When it opens its branch on the Big Sandy Community and Technical College campus in fall 2011, Midway will be the first non-profit private pharmacy school in Kentucky, President William B. Drake Jr. said Monday. The college is raising an initial investment of $20 million, he said.
During the announcement at Johnson Central High School in Paintsville, state Sen. Ray Jones, D-Pike ville, promised to seek $100,000 in the state budget each of the next two years to help the school get started. The school also will apply for funding from the Appalachian Regional Commission and seek coal severance tax money.
"We have learned to work together as a region," said state House Speaker Greg Stumbo, D-Prestonsburg, as officials thanked Johnson County and Paintsville officials for being open to the school.
The college did not release details about initial donors, but in a speech Monday, Jones thanked the Perry family for its philanthropy. Midway trustee Julianne Williams Perry is married to Paintsville lawyer G. Chad Perry, and the family gave $1 million, Jones said. Chad Perry donated money and was active in starting up the Pike ville College School of Osteopathic Medicine in 1997.
The pharmacy school is intended to fill a shortage of pharmacists, not only in the mountains but nationwide, Drake said. The college's consultations showed that with the aging population and retirement rate, the number of pharmacists needs to grow by about a third.

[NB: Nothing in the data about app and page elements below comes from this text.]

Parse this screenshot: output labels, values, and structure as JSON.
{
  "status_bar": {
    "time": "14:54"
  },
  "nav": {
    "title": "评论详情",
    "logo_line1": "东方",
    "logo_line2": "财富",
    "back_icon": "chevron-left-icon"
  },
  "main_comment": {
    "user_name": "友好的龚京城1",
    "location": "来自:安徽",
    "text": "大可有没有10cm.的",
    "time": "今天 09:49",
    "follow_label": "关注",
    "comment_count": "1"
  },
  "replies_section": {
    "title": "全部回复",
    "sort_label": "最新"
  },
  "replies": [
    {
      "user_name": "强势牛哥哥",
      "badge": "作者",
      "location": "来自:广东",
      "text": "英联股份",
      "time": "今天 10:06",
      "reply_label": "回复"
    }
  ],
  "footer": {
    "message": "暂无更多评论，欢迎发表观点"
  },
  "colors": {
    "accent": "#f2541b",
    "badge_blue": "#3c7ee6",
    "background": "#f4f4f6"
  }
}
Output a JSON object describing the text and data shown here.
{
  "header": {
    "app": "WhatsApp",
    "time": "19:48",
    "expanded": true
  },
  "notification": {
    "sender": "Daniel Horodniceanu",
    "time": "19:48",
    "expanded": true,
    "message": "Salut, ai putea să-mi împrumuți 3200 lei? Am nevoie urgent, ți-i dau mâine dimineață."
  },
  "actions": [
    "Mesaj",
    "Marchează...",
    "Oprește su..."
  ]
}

In October, only Wisconsin, Alabama, Texas and West Virginia had more difficulty filling open pharmacist positions than Kentucky, according to the Aggregate Demand Index, a survey sponsored by the Pharmacy Manpower Project. Kentucky was tied for fifth with Missouri, North Carolina and North Dakota.
"Kentucky has been consistently above the national level in the difficulty in filling open pharmacist positions," Katherine Knapp, project director of the index and dean of the Touro University — California College of Pharmacy, told The Associated Press.
But there is also a debate nationally about whether pharmacy technicians, with two-year degrees available at less expensive community colleges, can fill that need, said Linda Linville, assistant vice president of academic affairs at the state Council on Postsecondary Education.
"Is there a big demand in the community?" Linville asked.
Midway College's pharmacy school follows efforts at other small liberal arts schools to expand graduate offerings, partly to make themselves more attractive to undergraduate students. Just last fall, Midway graduated its first students with master of business administration degrees.
There is a "dearth" of graduate school offerings in the mountains, said Andrew Thompson, vice president for academic affairs for the Council on Postsecondary Education.
"We have always served the under-served student," Drake said, pointing to the school's beginnings as a school for orphans and a women's college.
During the past five years, the college has doubled the size of its campus and enrollment, and it is known for second-career and non-traditional offerings, officials said.
The University of Kentucky and the private, for-profit Sullivan University are the only professional pharmacy schools in the state.
After four years, Midway College officials said, the school will serve 320 students for a four-year doctorate degree, and eventually it will be moved from the community college campus to a standalone building in Johnson County, Drake said.
He said in an interview that the academics of Johnson County high schools — with consistently high SAT scores, for example — helped convince officials that Paintsville was a good place to be.
"This is a community that values education," he said.`